Some time ago I bought two lights (made in Japan) that are led lights with a motion detector that automatically turns them on when someone enters the room or moves. They stay on for 15 secs if there is no movement and they also won’t turn on if there is other light. I installed them in both our toilets, in case my wife enters and forgets to switch the light on.
I noticed that one of them was not working and on inspection found that it had been switched to be permanently on. That means I had turned it on and forgot to turn it back to auto. But, because it was on all the time the batteries ran out. I took it down and opened it to replace the batteries and found that one of them had gone bad, it was leaking acid. I took it to the sink and washed the acid away. Bad mistake, the water somehow got inside the sealed compartment and I could see droplets in there. I left it for a few days to dry out, but it did not.
So I decided to take it apart and dry it. I opened it up with care and wiped it with a tissue and then left it to dry. Then I went to put it back together again. As I was doing so I noticed a wire sticking up with no connection. By inspection I realized that this was a major connection to the battery compartment that had come loose. I needed to re-solder it. But, I had thrown my soldering iron away (I had brought it from the US and kept it for years, but of course when I needed it it did not work here, different voltage). So I asked my son-in-law Jeff to borrow his soldering iron.
With trepidation I heated it and then soldered the thin wire back to the connector. It held, so elated I started to reassemble the device. But, there was a large O ring seal inside the sealed compartment, that I had to manipulate around the circumference. But, I could not get it to stay. So I used a few tiny dabs of glue to hold it in place. Then I reattached the top and screwed it down, et voila. But, not so fast.
As I was replacing the batteries, I discovered that the one that had leaked acid had corroded the spring that sits at the bottom and holds the battery in place and makes contact. The new battery would not fit, it was loose. As I was trying to release the spring it simply broke off, it was so corroded.
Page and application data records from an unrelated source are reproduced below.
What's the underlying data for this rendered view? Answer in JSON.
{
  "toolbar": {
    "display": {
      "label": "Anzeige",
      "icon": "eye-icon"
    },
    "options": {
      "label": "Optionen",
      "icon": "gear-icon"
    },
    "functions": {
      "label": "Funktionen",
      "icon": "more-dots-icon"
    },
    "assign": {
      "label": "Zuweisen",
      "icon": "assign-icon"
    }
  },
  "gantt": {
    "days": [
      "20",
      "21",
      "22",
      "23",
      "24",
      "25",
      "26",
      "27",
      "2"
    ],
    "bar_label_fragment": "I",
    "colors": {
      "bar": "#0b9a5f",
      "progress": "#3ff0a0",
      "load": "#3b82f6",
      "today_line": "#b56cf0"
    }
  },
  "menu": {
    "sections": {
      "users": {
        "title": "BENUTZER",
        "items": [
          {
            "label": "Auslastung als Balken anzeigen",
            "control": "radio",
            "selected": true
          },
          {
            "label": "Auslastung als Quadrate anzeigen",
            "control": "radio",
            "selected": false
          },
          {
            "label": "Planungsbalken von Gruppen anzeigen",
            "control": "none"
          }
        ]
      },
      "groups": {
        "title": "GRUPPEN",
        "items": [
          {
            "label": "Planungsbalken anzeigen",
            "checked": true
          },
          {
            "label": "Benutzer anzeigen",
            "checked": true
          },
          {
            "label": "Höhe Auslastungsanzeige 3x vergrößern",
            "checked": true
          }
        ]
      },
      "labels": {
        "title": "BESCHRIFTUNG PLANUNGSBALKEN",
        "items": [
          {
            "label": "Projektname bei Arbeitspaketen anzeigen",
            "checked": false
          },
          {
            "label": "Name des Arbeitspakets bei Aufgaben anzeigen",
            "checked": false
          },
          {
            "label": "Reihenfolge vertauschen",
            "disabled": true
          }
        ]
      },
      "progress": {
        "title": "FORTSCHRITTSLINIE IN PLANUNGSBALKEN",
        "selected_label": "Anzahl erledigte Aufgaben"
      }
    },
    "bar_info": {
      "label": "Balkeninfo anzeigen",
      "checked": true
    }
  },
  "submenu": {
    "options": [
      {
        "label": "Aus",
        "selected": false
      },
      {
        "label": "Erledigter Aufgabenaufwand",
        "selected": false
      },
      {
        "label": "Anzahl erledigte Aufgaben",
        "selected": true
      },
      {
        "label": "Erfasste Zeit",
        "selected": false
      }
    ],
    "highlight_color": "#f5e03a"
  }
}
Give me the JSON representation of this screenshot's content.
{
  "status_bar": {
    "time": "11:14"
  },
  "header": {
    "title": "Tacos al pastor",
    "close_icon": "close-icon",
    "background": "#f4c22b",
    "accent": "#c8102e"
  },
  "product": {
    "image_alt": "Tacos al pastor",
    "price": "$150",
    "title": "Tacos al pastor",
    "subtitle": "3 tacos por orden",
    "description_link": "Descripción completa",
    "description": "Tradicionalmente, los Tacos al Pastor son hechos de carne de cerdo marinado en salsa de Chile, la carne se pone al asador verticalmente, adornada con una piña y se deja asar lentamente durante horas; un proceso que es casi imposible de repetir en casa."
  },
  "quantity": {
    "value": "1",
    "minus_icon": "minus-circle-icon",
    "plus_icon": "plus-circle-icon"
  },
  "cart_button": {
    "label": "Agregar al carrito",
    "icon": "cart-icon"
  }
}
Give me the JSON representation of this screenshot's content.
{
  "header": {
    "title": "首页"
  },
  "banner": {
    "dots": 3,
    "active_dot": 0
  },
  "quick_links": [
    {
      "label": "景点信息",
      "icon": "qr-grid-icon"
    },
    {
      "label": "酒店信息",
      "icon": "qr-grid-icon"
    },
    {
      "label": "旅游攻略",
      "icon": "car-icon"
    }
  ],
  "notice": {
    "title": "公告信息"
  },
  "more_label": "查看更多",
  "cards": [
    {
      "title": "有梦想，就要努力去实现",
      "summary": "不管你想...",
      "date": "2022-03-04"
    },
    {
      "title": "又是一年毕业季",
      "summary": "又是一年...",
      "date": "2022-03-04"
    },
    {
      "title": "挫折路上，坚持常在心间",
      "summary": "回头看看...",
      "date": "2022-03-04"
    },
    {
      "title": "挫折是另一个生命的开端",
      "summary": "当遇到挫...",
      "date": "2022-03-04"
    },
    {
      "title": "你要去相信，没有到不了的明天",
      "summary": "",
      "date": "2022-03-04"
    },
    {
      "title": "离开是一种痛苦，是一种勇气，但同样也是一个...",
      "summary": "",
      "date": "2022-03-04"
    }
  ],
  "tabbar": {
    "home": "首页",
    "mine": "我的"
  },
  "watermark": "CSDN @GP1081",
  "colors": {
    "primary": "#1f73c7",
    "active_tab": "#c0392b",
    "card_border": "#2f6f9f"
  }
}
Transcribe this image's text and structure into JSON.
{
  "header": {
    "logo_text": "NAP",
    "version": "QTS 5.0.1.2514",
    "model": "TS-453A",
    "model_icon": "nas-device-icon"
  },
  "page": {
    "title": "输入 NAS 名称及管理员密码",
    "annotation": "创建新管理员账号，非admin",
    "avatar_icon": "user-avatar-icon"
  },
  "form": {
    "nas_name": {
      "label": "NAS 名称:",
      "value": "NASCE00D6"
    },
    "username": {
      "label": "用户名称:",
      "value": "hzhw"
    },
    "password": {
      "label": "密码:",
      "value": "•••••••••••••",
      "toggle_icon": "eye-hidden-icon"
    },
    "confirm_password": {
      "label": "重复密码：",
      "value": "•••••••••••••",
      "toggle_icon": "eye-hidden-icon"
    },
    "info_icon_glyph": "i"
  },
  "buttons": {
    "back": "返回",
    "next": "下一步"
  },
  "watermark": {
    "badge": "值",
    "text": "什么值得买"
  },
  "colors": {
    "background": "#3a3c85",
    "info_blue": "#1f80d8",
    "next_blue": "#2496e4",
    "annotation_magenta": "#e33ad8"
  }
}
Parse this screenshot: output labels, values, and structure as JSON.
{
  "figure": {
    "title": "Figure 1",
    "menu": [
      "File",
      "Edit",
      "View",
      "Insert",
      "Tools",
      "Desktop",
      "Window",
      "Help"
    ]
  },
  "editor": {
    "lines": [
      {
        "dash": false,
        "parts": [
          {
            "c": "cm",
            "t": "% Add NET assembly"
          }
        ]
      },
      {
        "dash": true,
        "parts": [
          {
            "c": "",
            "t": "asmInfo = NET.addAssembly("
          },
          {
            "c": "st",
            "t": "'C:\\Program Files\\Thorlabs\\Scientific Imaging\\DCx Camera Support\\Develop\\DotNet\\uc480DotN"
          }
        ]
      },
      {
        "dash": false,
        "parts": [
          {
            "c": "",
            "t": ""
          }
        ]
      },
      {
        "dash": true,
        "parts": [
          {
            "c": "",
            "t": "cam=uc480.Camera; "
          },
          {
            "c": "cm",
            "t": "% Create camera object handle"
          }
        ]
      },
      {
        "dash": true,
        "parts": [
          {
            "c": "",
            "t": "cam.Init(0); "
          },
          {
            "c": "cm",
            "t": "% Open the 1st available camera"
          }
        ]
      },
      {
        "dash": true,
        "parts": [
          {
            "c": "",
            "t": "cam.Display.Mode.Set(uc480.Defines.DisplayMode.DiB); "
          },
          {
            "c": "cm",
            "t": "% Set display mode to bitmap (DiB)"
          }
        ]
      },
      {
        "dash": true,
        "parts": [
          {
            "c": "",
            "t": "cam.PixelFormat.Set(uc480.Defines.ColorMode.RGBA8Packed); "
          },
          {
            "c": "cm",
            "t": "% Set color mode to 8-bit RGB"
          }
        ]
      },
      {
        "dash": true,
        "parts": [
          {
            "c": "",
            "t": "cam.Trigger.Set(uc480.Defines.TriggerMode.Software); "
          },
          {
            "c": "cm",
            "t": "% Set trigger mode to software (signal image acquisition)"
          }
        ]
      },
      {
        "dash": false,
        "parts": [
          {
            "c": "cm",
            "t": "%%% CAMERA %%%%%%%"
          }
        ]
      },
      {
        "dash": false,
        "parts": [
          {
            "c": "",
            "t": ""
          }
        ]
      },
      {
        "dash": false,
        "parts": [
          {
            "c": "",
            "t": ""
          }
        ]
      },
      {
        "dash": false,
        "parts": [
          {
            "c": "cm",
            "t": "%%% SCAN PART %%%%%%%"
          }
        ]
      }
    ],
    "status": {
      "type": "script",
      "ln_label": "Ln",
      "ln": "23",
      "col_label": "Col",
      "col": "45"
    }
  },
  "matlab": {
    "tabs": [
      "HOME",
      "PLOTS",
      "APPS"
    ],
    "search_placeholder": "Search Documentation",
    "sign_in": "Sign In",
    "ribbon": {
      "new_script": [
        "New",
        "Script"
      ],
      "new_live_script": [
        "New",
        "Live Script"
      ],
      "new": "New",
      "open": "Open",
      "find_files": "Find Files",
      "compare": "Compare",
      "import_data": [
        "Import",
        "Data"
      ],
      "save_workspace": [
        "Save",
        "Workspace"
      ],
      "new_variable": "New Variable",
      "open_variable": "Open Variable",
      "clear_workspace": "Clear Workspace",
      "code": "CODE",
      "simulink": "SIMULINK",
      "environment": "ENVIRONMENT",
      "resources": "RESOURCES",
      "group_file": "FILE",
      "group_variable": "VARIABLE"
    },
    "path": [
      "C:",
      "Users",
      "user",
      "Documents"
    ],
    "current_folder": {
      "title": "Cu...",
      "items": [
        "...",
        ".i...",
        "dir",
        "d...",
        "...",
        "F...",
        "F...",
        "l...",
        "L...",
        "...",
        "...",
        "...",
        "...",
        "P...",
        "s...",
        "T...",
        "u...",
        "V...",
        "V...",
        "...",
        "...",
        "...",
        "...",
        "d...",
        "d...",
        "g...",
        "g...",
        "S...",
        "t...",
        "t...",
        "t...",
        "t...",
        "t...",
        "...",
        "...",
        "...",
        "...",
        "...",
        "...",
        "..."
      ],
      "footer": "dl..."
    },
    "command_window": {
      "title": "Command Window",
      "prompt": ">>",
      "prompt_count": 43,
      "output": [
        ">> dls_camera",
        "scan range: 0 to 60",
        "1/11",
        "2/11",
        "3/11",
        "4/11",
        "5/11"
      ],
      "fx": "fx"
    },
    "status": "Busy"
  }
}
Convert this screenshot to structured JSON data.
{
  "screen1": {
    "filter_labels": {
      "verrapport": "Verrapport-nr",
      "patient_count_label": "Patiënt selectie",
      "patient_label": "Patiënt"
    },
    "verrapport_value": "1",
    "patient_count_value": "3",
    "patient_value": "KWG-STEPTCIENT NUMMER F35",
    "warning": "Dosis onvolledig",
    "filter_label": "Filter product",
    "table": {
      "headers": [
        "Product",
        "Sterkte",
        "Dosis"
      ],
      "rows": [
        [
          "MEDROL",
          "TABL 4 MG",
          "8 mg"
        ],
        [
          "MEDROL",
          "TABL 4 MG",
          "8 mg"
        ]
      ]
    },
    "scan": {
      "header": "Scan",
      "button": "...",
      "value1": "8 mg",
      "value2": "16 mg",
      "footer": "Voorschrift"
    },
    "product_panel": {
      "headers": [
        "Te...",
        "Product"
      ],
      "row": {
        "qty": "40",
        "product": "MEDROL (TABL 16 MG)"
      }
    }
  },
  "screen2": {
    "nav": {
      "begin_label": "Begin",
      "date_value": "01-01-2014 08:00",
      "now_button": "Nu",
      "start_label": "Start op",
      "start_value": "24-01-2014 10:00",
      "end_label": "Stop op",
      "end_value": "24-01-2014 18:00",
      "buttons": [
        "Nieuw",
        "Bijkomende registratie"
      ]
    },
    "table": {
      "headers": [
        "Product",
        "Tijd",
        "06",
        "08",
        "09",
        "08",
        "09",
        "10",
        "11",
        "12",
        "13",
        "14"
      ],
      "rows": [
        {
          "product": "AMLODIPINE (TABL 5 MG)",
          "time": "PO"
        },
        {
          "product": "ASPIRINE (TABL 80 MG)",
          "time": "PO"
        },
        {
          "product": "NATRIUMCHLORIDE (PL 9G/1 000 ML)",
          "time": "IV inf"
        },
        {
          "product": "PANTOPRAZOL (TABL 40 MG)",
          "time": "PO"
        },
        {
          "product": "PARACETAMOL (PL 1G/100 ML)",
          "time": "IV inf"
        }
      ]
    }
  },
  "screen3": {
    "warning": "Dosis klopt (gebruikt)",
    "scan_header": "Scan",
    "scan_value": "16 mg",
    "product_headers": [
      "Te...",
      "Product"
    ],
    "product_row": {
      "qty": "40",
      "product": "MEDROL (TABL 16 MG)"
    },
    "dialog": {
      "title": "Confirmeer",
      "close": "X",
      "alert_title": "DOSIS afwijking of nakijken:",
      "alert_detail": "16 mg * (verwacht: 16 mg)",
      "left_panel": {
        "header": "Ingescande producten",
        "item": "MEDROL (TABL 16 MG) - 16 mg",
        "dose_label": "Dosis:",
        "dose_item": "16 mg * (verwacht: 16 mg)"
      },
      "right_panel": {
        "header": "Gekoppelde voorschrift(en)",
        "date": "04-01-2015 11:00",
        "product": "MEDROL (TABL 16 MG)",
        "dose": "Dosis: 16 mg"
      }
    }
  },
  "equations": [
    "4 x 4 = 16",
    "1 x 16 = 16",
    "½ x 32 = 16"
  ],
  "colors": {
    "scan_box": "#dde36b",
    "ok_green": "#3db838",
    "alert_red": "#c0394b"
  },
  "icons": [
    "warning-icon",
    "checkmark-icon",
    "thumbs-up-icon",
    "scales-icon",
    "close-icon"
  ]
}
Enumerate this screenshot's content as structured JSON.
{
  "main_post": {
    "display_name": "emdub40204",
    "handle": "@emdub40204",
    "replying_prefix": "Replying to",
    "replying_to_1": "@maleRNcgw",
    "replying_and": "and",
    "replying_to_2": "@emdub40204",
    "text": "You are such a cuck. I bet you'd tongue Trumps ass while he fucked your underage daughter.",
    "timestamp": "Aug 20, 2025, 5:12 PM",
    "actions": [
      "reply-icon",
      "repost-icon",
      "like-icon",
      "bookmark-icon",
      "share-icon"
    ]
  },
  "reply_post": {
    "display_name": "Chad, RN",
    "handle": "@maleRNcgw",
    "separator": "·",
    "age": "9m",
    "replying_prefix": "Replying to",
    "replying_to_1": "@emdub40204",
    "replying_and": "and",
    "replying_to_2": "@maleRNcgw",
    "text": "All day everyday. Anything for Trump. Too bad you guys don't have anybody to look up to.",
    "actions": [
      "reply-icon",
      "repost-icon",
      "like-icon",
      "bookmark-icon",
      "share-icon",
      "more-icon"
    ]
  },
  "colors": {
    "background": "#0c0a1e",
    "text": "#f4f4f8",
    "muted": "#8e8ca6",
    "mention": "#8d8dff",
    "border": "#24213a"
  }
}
What to do? I searched for a small spring among my collection of screws and trivia and in fact found one, but it was about 5 times too big.
At that point our Filippina carer Sahlee, who was watching me, casually remarked, “why not try foil.” She said she had been advised to use this to make battery contacts when she worked in Taiwan. So we took a strip of silver foil and folded it to fit the space between the battery and the contact and lo and behold it worked. The light turned on, and when I tested the automatic switch it turned on in the dark with the motion detector and then turned off. So once again human ingenuity had triumphed over the forces of evil and chaos.